- The sibling symbols should be connected to the affected individual through a single “sibling” line, as indicated in the figure.
- If any of the siblings are married, make sure to leave space next to the sibling symbols to indicate any marriages using a “marriage line,” as indicated in the figure.
- Next, above the affected individual, draw the symbols representing the parents of the affected individual. Use a horizontal “marriage” line to connect the parents to the offspring.
- Then, connect the affected individual’s generation and the parents’ generation of the affected individual through a “line of descent,” which is shown as a vertical line in the figure.
- Below the affected individual, draw the symbols that represent any offspring of the affected individual. Connect them using another vertical line representing “the line of descent.”

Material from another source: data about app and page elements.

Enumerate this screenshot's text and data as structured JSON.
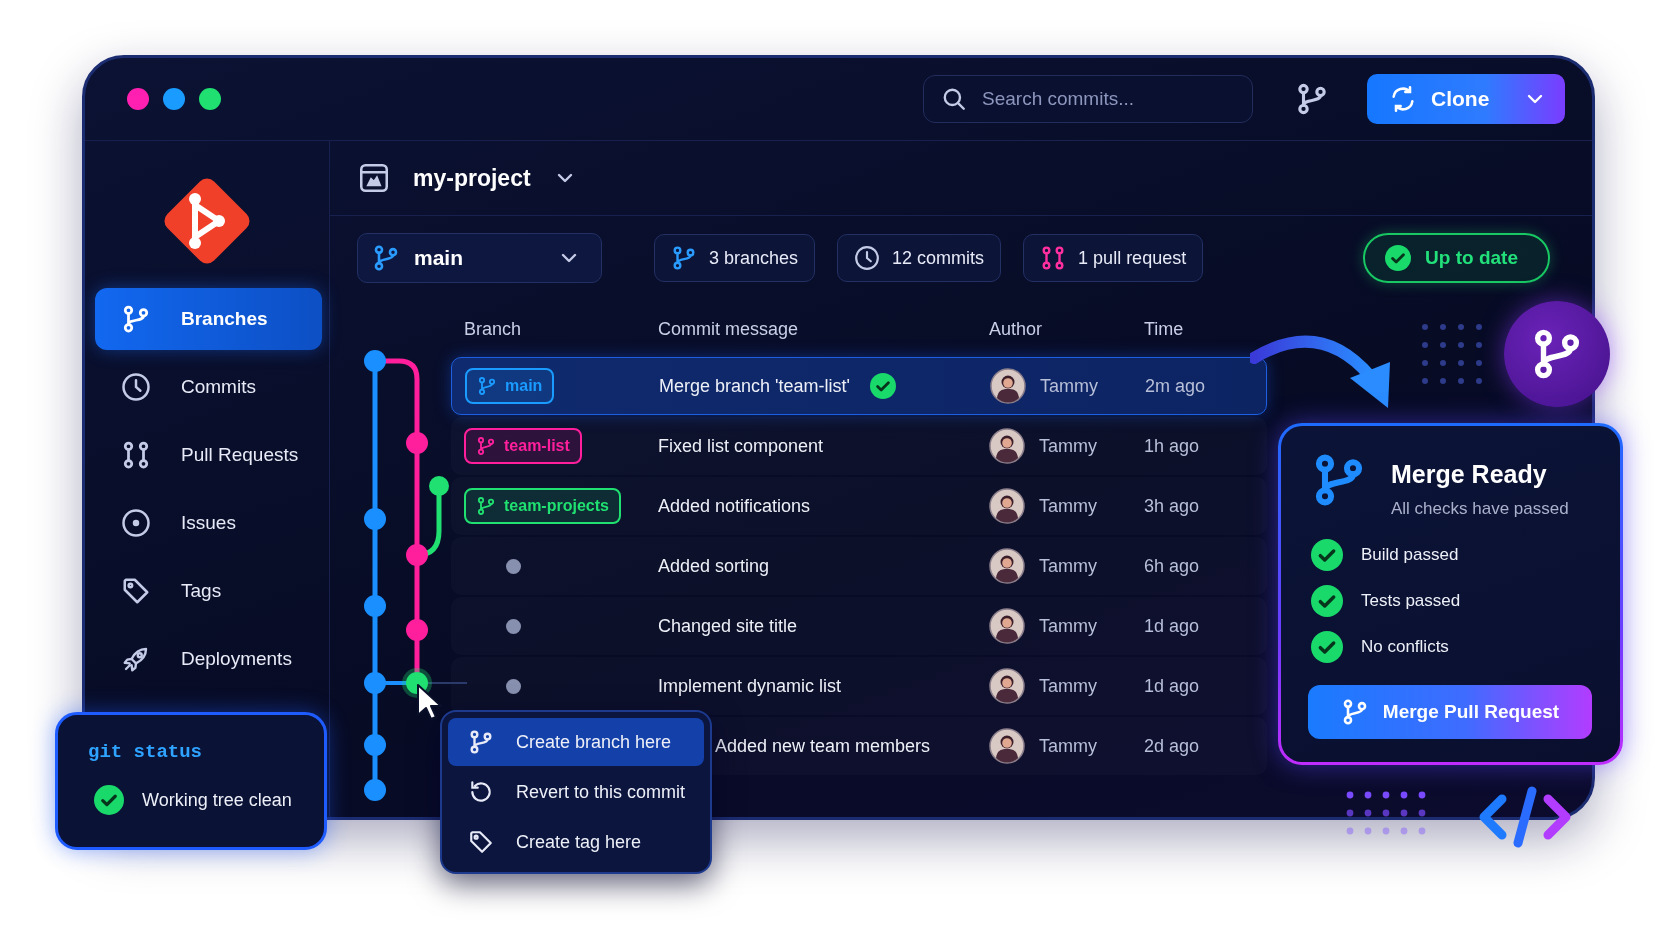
{
  "window": {
    "controls": [
      {
        "color": "#ff1fb0"
      },
      {
        "color": "#1a9bff"
      },
      {
        "color": "#1fe070"
      }
    ]
  },
  "search": {
    "placeholder": "Search commits..."
  },
  "clone_button": {
    "label": "Clone"
  },
  "sidebar": {
    "items": [
      {
        "label": "Branches",
        "selected": true
      },
      {
        "label": "Commits",
        "selected": false
      },
      {
        "label": "Pull Requests",
        "selected": false
      },
      {
        "label": "Issues",
        "selected": false
      },
      {
        "label": "Tags",
        "selected": false
      },
      {
        "label": "Deployments",
        "selected": false
      }
    ]
  },
  "project": {
    "name": "my-project"
  },
  "branch_select": {
    "value": "main"
  },
  "stats": [
    {
      "kind": "branches",
      "label": "3 branches"
    },
    {
      "kind": "commits",
      "label": "12 commits"
    },
    {
      "kind": "pull-requests",
      "label": "1 pull request"
    }
  ],
  "sync_status": {
    "label": "Up to date"
  },
  "table": {
    "columns": [
      "Branch",
      "Commit message",
      "Author",
      "Time"
    ],
    "rows": [
      {
        "branch": {
          "label": "main",
          "color": "#1a9bff"
        },
        "message": "Merge branch 'team-list'",
        "verified": true,
        "author": "Tammy",
        "time": "2m ago",
        "selected": true
      },
      {
        "branch": {
          "label": "team-list",
          "color": "#ff1f9c"
        },
        "message": "Fixed list component",
        "verified": false,
        "author": "Tammy",
        "time": "1h ago",
        "selected": false
      },
      {
        "branch": {
          "label": "team-projects",
          "color": "#1fe070"
        },
        "message": "Added notifications",
        "verified": false,
        "author": "Tammy",
        "time": "3h ago",
        "selected": false
      },
      {
        "message": "Added sorting",
        "verified": false,
        "author": "Tammy",
        "time": "6h ago",
        "selected": false
      },
      {
        "message": "Changed site title",
        "verified": false,
        "author": "Tammy",
        "time": "1d ago",
        "selected": false
      },
      {
        "message": "Implement dynamic list",
        "verified": false,
        "author": "Tammy",
        "time": "1d ago",
        "selected": false
      },
      {
        "message": "Added new team members",
        "verified": false,
        "author": "Tammy",
        "time": "2d ago",
        "selected": false
      }
    ]
  },
  "context_menu": {
    "items": [
      {
        "label": "Create branch here",
        "selected": true
      },
      {
        "label": "Revert to this commit",
        "selected": false
      },
      {
        "label": "Create tag here",
        "selected": false
      }
    ]
  },
  "git_status": {
    "title": "git status",
    "message": "Working tree clean"
  },
  "merge_card": {
    "title": "Merge Ready",
    "subtitle": "All checks have passed",
    "checks": [
      {
        "label": "Build passed",
        "passed": true
      },
      {
        "label": "Tests passed",
        "passed": true
      },
      {
        "label": "No conflicts",
        "passed": true
      }
    ],
    "button": "Merge Pull Request"
  }
}
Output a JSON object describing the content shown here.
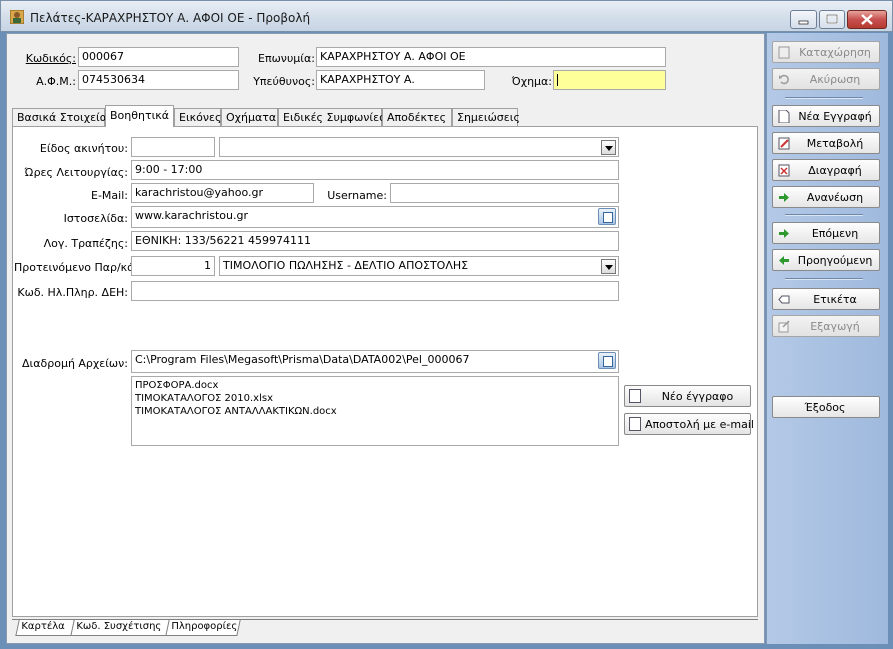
{
  "window": {
    "title": "Πελάτες-ΚΑΡΑΧΡΗΣΤΟΥ Α. ΑΦΟΙ ΟΕ  -  Προβολή"
  },
  "header": {
    "code_label": "Κωδικός:",
    "code_value": "000067",
    "afm_label": "Α.Φ.Μ.:",
    "afm_value": "074530634",
    "name_label": "Επωνυμία:",
    "name_value": "ΚΑΡΑΧΡΗΣΤΟΥ Α. ΑΦΟΙ ΟΕ",
    "responsible_label": "Υπεύθυνος:",
    "responsible_value": "ΚΑΡΑΧΡΗΣΤΟΥ Α.",
    "vehicle_label": "Όχημα:",
    "vehicle_value": ""
  },
  "tabs": [
    {
      "label": "Βασικά Στοιχεία"
    },
    {
      "label": "Βοηθητικά"
    },
    {
      "label": "Εικόνες"
    },
    {
      "label": "Οχήματα"
    },
    {
      "label": "Ειδικές Συμφωνίες"
    },
    {
      "label": "Αποδέκτες"
    },
    {
      "label": "Σημειώσεις"
    }
  ],
  "form": {
    "property_type_label": "Είδος ακινήτου:",
    "property_type_code": "",
    "property_type_value": "",
    "hours_label": "Ώρες Λειτουργίας:",
    "hours_value": "9:00 - 17:00",
    "email_label": "E-Mail:",
    "email_value": "karachristou@yahoo.gr",
    "username_label": "Username:",
    "username_value": "",
    "website_label": "Ιστοσελίδα:",
    "website_value": "www.karachristou.gr",
    "bank_label": "Λογ. Τραπέζης:",
    "bank_value": "ΕΘΝΙΚΗ: 133/56221 459974111",
    "doc_label": "Προτεινόμενο Παρ/κό:",
    "doc_number": "1",
    "doc_value": "ΤΙΜΟΛΟΓΙΟ ΠΩΛΗΣΗΣ - ΔΕΛΤΙΟ ΑΠΟΣΤΟΛΗΣ",
    "dei_label": "Κωδ. Ηλ.Πληρ. ΔΕΗ:",
    "dei_value": "",
    "path_label": "Διαδρομή Αρχείων:",
    "path_value": "C:\\Program Files\\Megasoft\\Prisma\\Data\\DATA002\\Pel_000067",
    "files": [
      "ΠΡΟΣΦΟΡΑ.docx",
      "ΤΙΜΟΚΑΤΑΛΟΓΟΣ 2010.xlsx",
      "ΤΙΜΟΚΑΤΑΛΟΓΟΣ ΑΝΤΑΛΛΑΚΤΙΚΩΝ.docx"
    ],
    "new_doc_button": "Νέο έγγραφο",
    "send_email_button": "Αποστολή με e-mail"
  },
  "bottom_tabs": [
    {
      "label": "Καρτέλα"
    },
    {
      "label": "Κωδ. Συσχέτισης"
    },
    {
      "label": "Πληροφορίες"
    }
  ],
  "actions": {
    "save": "Καταχώρηση",
    "cancel": "Ακύρωση",
    "new_record": "Νέα Εγγραφή",
    "modify": "Μεταβολή",
    "delete": "Διαγραφή",
    "refresh": "Ανανέωση",
    "next": "Επόμενη",
    "previous": "Προηγούμενη",
    "label": "Ετικέτα",
    "export": "Εξαγωγή",
    "exit": "Έξοδος"
  },
  "colors": {
    "vehicle_field_bg": "#ffff99",
    "side_panel": "#a9c1e2"
  }
}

You can continue to include as many generations as you want in the pedigree chart.
Pedigree charts show that if a trait is sex linked, then it will be phenotypically observed in males more often than in females. When this pattern is not observed, and instead males and females are equally affected, it is easy to say the trait is likely carried on an autosome. Similarly, with a pedigree chart, the dominance of a trait can be studied. A person with an autosomal dominant trait will also always have one parent with that trait. However, the parents of an individual with an autosomal recessive trait may not be observable within a pedigree chart.
Linkage of traits influences their inheritance across family generations. This is why we see certain traits, like color blindness and hemophilia, affecting certain members of a family but not others. Although the law of independent assortment states that genes randomly assort into gametes, this is not true for all characteristics. Genes for characteristics that are located near one another on an autosome are often inherited together, a process called autosomal linkage. For traits affected by the biological sex of the organism, there are three patterns of inheritance: sex-limited traits, sex-linked traits, and sex-influenced traits. A pedigree chart can help show the inheritance of a trait through several family generations and determine the inheritance pattern and dominance of the trait.
Let’s summarize what we have learned in this explainer.
- Genes that are found near one another on an autosome are often inherited together, a process called autosomal linkage. Males and females inherit autosomal linked genes at the same frequency.
- There are three types of patterns of inheritance for traits affected by the biological sex of the organism: sex-influenced traits, sex-linked traits, and sex-limited traits.
- Sex-linked traits are carried by the sex chromosomes, and more males than females are affected by recessive sex-linked traits carried on the X chromosome.
- Sex-influenced traits are traits that are located on an autosome and whose expression is influenced by sex hormones.
- Sex-limited traits are traits that are located on an autosome and whose phenotypic expression is limited to one biological sex.
- The genotypes and inheritance of sex-linked and sex-influenced traits can be easily predicted using a Punnett square.
- A pedigree chart is a diagram that shows how a gene of a trait or disease is inherited over several generations. Autosomal linkage is best studied using a pedigree chart.